I've taken, as regular readers know, a somewhat open approach on the "steroids guys," not as much morally as pragmatically, casting my votes based on what a player did on the field, evaluating primarily on how dominant a player was in his era.
My thinking, in much shorter explanation than the incessant arguing that went on in my head to get there, is something like this:
• That I can't determine what percentage of a player's performance could be attributed to possible drug use, so I look at his whole career;
• That I won't exclude a player who did something that MLB didn't consider wrong at the time, or one based on suspicions or accusations;
• And that I believe the Hall is a museum to tell the story of the game's best and most successful players, not a cathedral to deify those deemed worthy by arbitrary holier-than-thou standards. (With the accompanying assumption that the Hall already contains players who did PEDs, or things worse.)
I do, though, draw the line at players who failed MLB drug tests and/or were otherwise caught cheating, such as Sammy Sosa and Rafael Palmeiro.
So where, besides with an annual throbbing headache come ballot time, does that leave me?
As you can see below, with the maximum 10 candidates on the ballot, I filled in eight spots fairly quickly and restored two that I had to bump off in past years, McGwire and Lee Smith, due to better candidates. That left no room to add Wagner and a ballot that looks like this (players I vote for have an X, comments on a few others):
Complete player with seven 100-run/100-RBI seasons, MVP award (plus five other top-10 finishes), Rookie of the Year, Gold Glove.
Seven MVP awards, 8 Gold Gloves, 14 All-Star selections, .444 on-base pct., 762 home runs, 1,996 RBIs, 2,935 hits need to count for something.
Seven Cy Young Awards (plus five other top-6 finishes), 354 wins, seven ERA titles, two triple crowns, MVP award (plus five other top-10 finishes) should, too.
x-Ken Griffey Jr.
The Kid made it look so easy, compiling 630 homers (sixth all-time), 1,836 RBIs (15th), 5,271 total bases (13th), 13 All-Star selections, one MVP award (and four other top-5 finishes), 10 Gold Gloves, seven Silver Sluggers.
Second all-time in saves, after being first to reach 500 and 600. Led NL twice, had 30-plus in 14 of 15 seasons.
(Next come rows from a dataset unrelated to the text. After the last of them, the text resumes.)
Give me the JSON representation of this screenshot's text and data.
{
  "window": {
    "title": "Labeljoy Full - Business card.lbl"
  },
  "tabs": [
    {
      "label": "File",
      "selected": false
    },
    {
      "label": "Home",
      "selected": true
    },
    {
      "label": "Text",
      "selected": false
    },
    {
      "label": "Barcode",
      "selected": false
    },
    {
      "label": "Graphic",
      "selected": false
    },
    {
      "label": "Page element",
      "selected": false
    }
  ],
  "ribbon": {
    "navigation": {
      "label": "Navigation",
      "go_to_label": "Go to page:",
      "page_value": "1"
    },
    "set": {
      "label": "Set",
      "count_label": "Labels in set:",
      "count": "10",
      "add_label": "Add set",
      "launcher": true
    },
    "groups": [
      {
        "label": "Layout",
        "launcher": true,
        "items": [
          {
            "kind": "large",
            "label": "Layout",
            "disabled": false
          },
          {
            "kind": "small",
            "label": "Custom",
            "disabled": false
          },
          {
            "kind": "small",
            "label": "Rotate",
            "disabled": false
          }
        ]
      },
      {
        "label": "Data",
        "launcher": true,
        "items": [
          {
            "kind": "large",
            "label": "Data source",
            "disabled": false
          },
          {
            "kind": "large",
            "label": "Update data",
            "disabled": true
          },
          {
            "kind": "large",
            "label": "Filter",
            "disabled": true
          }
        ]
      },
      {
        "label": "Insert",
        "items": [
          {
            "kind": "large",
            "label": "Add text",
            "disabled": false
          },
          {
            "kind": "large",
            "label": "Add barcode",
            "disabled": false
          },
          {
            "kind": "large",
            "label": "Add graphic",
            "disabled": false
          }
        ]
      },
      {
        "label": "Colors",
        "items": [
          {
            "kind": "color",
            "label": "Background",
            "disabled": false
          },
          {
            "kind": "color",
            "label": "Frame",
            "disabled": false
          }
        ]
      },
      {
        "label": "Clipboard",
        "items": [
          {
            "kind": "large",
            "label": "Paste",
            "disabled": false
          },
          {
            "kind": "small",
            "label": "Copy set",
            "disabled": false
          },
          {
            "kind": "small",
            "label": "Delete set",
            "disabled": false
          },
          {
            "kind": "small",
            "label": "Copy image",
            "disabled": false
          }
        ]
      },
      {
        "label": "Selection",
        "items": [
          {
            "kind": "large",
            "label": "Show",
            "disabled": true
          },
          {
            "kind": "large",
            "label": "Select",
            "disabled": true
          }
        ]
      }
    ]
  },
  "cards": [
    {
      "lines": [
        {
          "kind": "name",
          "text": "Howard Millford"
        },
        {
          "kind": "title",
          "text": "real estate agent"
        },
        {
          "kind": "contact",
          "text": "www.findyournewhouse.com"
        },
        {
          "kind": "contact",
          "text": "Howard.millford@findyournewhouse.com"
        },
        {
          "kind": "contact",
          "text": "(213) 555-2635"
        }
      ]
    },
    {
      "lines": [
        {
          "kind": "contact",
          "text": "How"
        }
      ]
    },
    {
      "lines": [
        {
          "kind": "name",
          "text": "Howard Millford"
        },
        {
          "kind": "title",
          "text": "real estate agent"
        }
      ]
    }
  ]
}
Four top-10 Cy Young finishes, two top-10 MVP finishes.
Was a great hitter (.312 avg. .933 OPS), but not a great overall player; 72 percent of his plate appearances as a DH.
There's still a spot on this ballot, and should be in the Hall, for someone who hit 493 homers the old-fashioned way, averaging 30.55 over 15 seasons.
Beyond the 70 homers in '98 that just helped save baseball, he hit 583 total (10th most), averaging an all-time best 10.6 at-bats per homer. Also had 10 90-plus RBI seasons.
The 270 wins look good, the 3.68 career ERA and 1.192 WHIP (walks and hits per innings pitched) not so much.
Being the best-hitting catcher of all time (.308 career average, 427 HRs, .922 OPS) outweighs any defensive deficiencies or other alleged issues.
Supporters, who have launched an aggressive social media campaign, posit him as the second best leadoff hitter to Rickey, and he was a very good player who had a few great years in a long career. Just not a Hall of Famer.
A great postseason pitcher, but has only 216 wins, no Cy Youngs and a career 3.46 ERA.
A bit of a compiler, but his 478 saves were No. 1 when he retired, and still are third most all-time. Had 13 seasons of 25 or more, led his league four times in a dominant 11-year run.
Menacing batsman totaled 509 HRs and 253 steals (one of only four with 500-250), won a batting title (career .292 avg., .393 OBP). Ask pitchers who they feared facing.
Perhaps a victim of the success of others he played with, but just doesn't quite measure up.
Never led his league, but his 422 saves are second most for a lefty, fifth overall. Better is his 0.998 WHIP, best of all relievers with 500 innings, and 2.31 ERA. May get in as competition for ballot space lessens.